I think it is human nature to be be superstitious, whether you admit it or not, or call it that or not. Everyone talks about “luck”, or perhaps have items they consider “lucky”. Athletes are known for the rituals they follow. Some athletes have articles of clothing they wear or won’t wash if they are on a winning streak. Dale Earnhardt had a “lucky penny” glued to his dashboard when he had a particular important win. Tom Brady wouldn’t cut his hair when the Patriots were on a winning streak one year.

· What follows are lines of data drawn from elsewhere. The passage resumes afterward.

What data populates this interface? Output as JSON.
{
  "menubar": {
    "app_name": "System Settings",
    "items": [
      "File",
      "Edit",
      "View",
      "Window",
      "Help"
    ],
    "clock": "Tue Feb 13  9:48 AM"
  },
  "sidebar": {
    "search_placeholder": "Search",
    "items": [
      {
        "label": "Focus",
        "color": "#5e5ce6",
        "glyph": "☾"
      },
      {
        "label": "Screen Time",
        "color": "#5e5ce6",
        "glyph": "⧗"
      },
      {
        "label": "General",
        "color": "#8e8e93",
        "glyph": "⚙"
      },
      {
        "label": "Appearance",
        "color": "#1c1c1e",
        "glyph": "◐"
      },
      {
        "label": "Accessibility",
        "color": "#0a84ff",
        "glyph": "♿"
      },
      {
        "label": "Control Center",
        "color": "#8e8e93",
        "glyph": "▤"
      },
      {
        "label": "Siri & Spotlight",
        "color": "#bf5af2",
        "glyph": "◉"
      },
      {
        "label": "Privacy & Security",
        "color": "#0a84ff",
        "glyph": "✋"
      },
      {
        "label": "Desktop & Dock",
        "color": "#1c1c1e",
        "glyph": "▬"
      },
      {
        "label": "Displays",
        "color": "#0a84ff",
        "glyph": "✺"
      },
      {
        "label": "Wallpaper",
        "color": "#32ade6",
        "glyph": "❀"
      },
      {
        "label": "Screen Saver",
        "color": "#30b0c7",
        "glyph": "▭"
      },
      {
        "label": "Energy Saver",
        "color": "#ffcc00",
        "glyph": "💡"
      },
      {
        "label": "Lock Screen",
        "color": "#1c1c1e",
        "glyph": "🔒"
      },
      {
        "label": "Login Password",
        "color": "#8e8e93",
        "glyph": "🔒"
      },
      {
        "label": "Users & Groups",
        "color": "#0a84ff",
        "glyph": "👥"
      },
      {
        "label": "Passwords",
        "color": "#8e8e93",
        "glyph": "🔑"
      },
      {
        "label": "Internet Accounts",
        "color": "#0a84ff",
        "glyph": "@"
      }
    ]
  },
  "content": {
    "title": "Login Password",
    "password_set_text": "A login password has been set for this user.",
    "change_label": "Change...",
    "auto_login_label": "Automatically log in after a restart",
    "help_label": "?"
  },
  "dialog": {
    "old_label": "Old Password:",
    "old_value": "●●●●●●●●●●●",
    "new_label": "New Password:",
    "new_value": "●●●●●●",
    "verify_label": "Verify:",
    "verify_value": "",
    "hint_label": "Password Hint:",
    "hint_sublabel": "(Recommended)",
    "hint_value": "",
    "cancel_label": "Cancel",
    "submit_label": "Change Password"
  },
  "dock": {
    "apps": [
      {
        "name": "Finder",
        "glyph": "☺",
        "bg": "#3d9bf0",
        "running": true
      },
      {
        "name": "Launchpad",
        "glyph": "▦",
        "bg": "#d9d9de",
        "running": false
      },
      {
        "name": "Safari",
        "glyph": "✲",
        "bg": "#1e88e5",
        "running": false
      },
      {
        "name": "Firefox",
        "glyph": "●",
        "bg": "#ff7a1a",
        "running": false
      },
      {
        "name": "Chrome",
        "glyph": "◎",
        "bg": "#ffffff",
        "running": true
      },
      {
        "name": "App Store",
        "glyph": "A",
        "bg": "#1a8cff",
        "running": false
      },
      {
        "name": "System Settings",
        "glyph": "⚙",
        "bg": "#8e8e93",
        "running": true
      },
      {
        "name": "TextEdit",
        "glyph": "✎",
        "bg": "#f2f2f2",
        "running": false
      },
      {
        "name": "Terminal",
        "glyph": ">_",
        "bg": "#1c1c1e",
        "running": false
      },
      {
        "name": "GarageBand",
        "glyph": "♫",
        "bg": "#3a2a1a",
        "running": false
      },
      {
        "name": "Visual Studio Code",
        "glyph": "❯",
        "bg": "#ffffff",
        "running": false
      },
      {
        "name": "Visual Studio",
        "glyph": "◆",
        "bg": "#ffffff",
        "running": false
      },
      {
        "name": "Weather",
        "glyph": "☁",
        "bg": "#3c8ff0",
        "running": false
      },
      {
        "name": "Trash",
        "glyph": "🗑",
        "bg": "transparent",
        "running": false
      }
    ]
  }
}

My Granny was a small but mighty woman, even imposing at a petite 4’8″. Even she had superstitions. One passed down through her beliefs was that all Christmas decorations be taken down and put away before midnight New Year’s eve. Before the new year arrives, this must be done or someone in the house may die in the new year. I remember fearing this and that something may get overlooked…then what?! Well, I still observe this, but not as strictly. As a Catholic, I now like to leave the nativity out until Epiphany. (Granny was a strict Baptist, as was I growing up.)
It was also not wise to put up a calendar for the new year until the 1st day of the new year. You did not want to bring the bad things from the old year into the new year. You want to start fresh.
Granny also delivered many babies in western Tennessee, in her day (early 1900’s). She believed in the “veil” some infants are born with as being “lucky” for that child. The veil usually was over the infants face. Granny would take this and put it on a Bible for the mother, to preserve it for her and the child. To destroy it was considered very bad luck, as it was an omen of greatness for the child.
These were Granny’s superstitions. Seven year bad luck for breaking a mirror, throwing salt over your left shoulder however, as were many others, considered “old wives tales”, not to be taken seriously.
Superstitions are often family traditions, which is also common in many cultures.